My rationale being more people surfing = more likelihood of smaller groups forming. This could be due to the absolute increase in total number of surfers; but possibly also the result of a broader behavioural change whereby the proportion of small groups has increased relative to the proportion comprising larger groups, as a result of the overall increase in surfers/density in popular locations (i.e. more breakaway groups forming/people surfing solo as they get the shits with more people surfing). I would certainly place myself in this category. I used to have no qualms surfing in a packed lineup, or medium crowd. But not a peak with any more than 10 people on it and I'm brokering silent deals with Lucifer to have one or two of them to suddenly be on the receiving end of a bluebottle's kiss/vowing to never surf out front of the carpark again.

Feel me?

nah....yeah...but, nah

Tick's picture
Tick's picture
Tick commented Tuesday, 22 Sep 2020 at 5:04pm

Were they able to get an ID from tooth?

booman's picture
booman's picture
booman commented Tuesday, 22 Sep 2020 at 6:04pm

Time to protect the local kids/families and local business, with a general cull inc great white adjustment.

NSWs lack of a action will effect over the border also.

A shame the drone disappeared from Sharps beach too.. seemed a sensible idea.

Talking to a local fisherman, he describes the situation as absolutely out of control with big sharks including huge GWs after 25 years+ of protection. These guys are often more in the know that university scientists which is why the scientists often asked them for information/to accompany them or often ask for them to be part of a marine biology thesis. A problem is also that marine biologists are generally on the side of the fish (yes need some of that - overfishing..) so it would be much harder to get an unbiased peer reviewed study of current shark population increases and sensible human protection measures.... giving a. shark an electronic badge only showing when in range of a buoy is just ridiculous.. and ineffective.

Over 100 000 000 sharks are estimated to be caught for food each year.

4 people, including 1 child.

I don't think it is a good idea to just "wait for the next one"

The fisherman say they used to be able to keep things in control back in the day, now they cannot.

Réunion Island ended up banning surfing, things got so bad.

tlearyus's picture
tlearyus's picture
tlearyus commented Thursday, 24 Sep 2020 at 8:14am

I went surfing at 6am on Sunday morning at Scotts Head near the 4wheel drive track and waited for 20m because it felt sharky and nobody else was out yet.

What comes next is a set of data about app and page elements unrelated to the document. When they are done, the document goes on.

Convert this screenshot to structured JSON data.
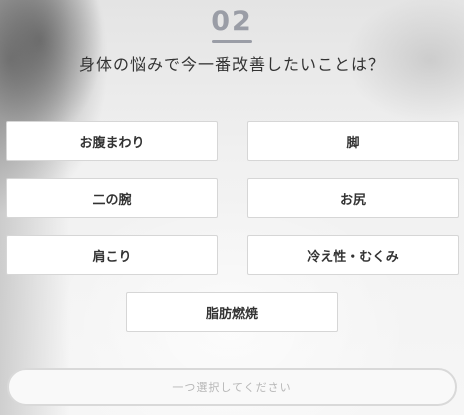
{
  "step": {
    "number": "02",
    "question": "身体の悩みで今一番改善したいことは？"
  },
  "options": [
    {
      "label": "お腹まわり"
    },
    {
      "label": "脚"
    },
    {
      "label": "二の腕"
    },
    {
      "label": "お尻"
    },
    {
      "label": "肩こり"
    },
    {
      "label": "冷え性・むくみ"
    },
    {
      "label": "脂肪燃焼"
    }
  ],
  "submit": {
    "label": "一つ選択してください",
    "enabled": false
  },
  "colors": {
    "step_number": "#9a9da6",
    "question_text": "#333333",
    "option_border": "#d6d6d6",
    "submit_text_disabled": "#b7b7b7"
  }
}
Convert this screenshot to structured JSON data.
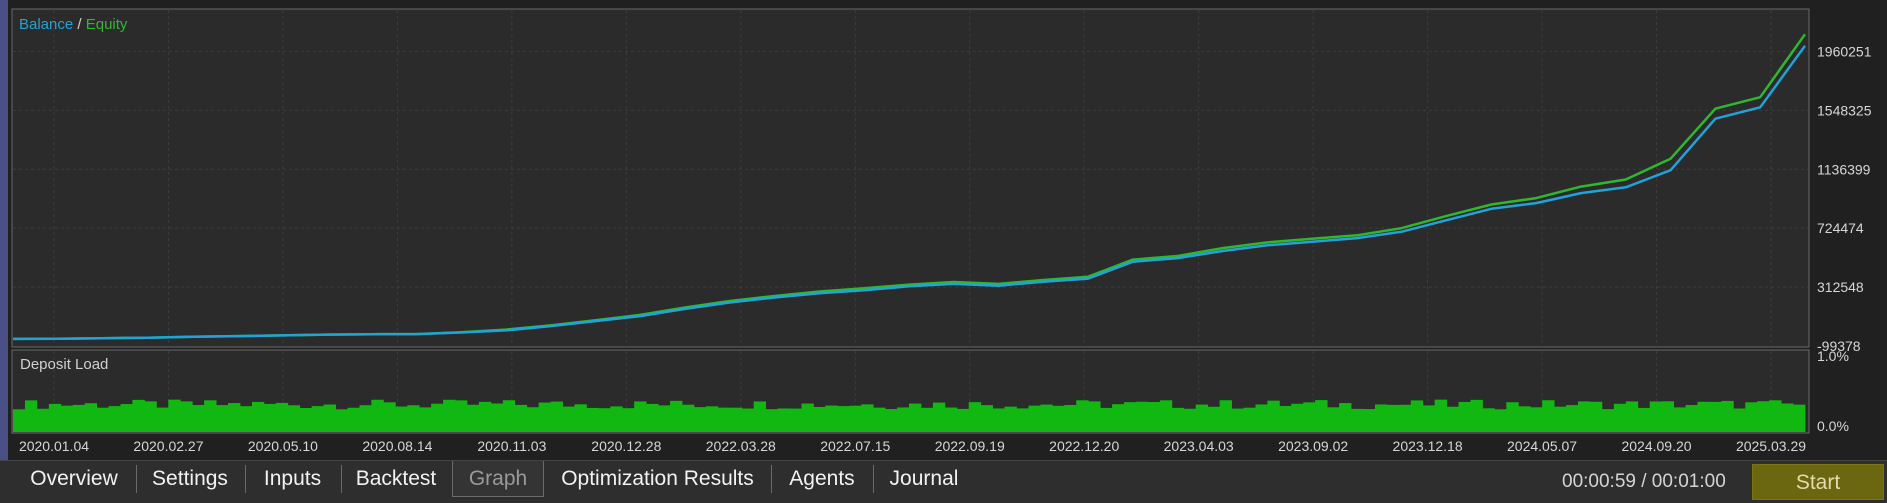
{
  "graph": {
    "legend": {
      "balance": "Balance",
      "separator": " / ",
      "equity": "Equity"
    },
    "deposit_load_label": "Deposit Load",
    "colors": {
      "balance": "#1fa3d9",
      "equity": "#2fb82f",
      "deposit_load": "#12b812",
      "grid": "#3c3c3c"
    }
  },
  "chart_data": [
    {
      "type": "line",
      "title": "",
      "legend": [
        "Balance",
        "Equity"
      ],
      "grid": true,
      "yticks": [
        "1960251",
        "1548325",
        "1136399",
        "724474",
        "312548",
        "-99378"
      ],
      "ylim": [
        -99378,
        2250000
      ],
      "xticks": [
        "2020.01.04",
        "2020.02.27",
        "2020.05.10",
        "2020.08.14",
        "2020.11.03",
        "2020.12.28",
        "2022.03.28",
        "2022.07.15",
        "2022.09.19",
        "2022.12.20",
        "2023.04.03",
        "2023.09.02",
        "2023.12.18",
        "2024.05.07",
        "2024.09.20",
        "2025.03.29"
      ],
      "x": [
        0,
        4,
        8,
        12,
        16,
        20,
        24,
        28,
        32,
        36,
        40,
        44,
        48,
        52,
        56,
        60,
        64,
        68,
        72,
        76,
        80,
        84,
        88,
        92,
        96,
        100,
        104,
        108,
        112,
        116,
        120,
        124,
        128,
        132,
        136,
        140,
        144,
        148,
        152,
        156,
        160
      ],
      "series": [
        {
          "name": "Balance",
          "values": [
            -50000,
            -48000,
            -45000,
            -41000,
            -35000,
            -30000,
            -25000,
            -20000,
            -17000,
            -16000,
            -5000,
            10000,
            40000,
            75000,
            110000,
            160000,
            205000,
            240000,
            270000,
            290000,
            318000,
            335000,
            322000,
            350000,
            372000,
            490000,
            515000,
            565000,
            605000,
            630000,
            655000,
            700000,
            780000,
            860000,
            900000,
            970000,
            1010000,
            1130000,
            1490000,
            1570000,
            2000000
          ]
        },
        {
          "name": "Equity",
          "values": [
            -50000,
            -48000,
            -45000,
            -41000,
            -35000,
            -30000,
            -25000,
            -20000,
            -17000,
            -16000,
            -3000,
            15000,
            45000,
            80000,
            118000,
            170000,
            215000,
            250000,
            282000,
            305000,
            330000,
            348000,
            335000,
            362000,
            385000,
            505000,
            530000,
            585000,
            625000,
            650000,
            675000,
            725000,
            810000,
            890000,
            935000,
            1015000,
            1065000,
            1210000,
            1560000,
            1640000,
            2080000
          ]
        }
      ]
    },
    {
      "type": "bar",
      "title": "Deposit Load",
      "ylim": [
        0,
        1.0
      ],
      "yticks": [
        "1.0%",
        "0.0%"
      ],
      "bar_count": 150,
      "level_range_percent": [
        0.28,
        0.4
      ]
    }
  ],
  "tabs": [
    {
      "label": "Overview",
      "active": false
    },
    {
      "label": "Settings",
      "active": false
    },
    {
      "label": "Inputs",
      "active": false
    },
    {
      "label": "Backtest",
      "active": false
    },
    {
      "label": "Graph",
      "active": true
    },
    {
      "label": "Optimization Results",
      "active": false
    },
    {
      "label": "Agents",
      "active": false
    },
    {
      "label": "Journal",
      "active": false
    }
  ],
  "status": {
    "timer": "00:00:59 / 00:01:00",
    "start_label": "Start"
  }
}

I eventually paddled out against my instincts and less than 10m later I came off a small crappy wave and when I got back to my board i kicked something hard and fleshy. I didn't see it, but am pretty sure it was a shark. Needless to say I got the hell out of the water. Lesson, always trust your instincts!

Ray Shirlaw's picture
Ray Shirlaw's picture
Ray Shirlaw commented Thursday, 24 Sep 2020 at 9:09am

Yeah I dunno,I'm scared shitless every solo surf for30 years&yet nothings happened

Ronson's picture
Ronson's picture
Ronson commented Thursday, 24 Sep 2020 at 11:59am

Those times when you think you are surfing in a tin of sardines doesn't leave much to instinct. Go in. Or don't go out in the first place.

simba's picture
simba's picture
simba commented Thursday, 24 Sep 2020 at 2:24pm

question about the shark shield tail pad or kicker.....seems really high ...so are they hard to get used to or a complete pain in the arse by stumbling over it.?...i dont use tail pads anymore so any info on it would be appreciated.

simba

Patrick's picture
Patrick's picture
Patrick commented Saturday, 3 Oct 2020 at 11:26am

It appears Ocean Ramsey is saying GoPros & other small electrical devices might attract bites from sharks:

https://m.facebook.com/story.php?story_fbid=3766760070001345&id=57438147...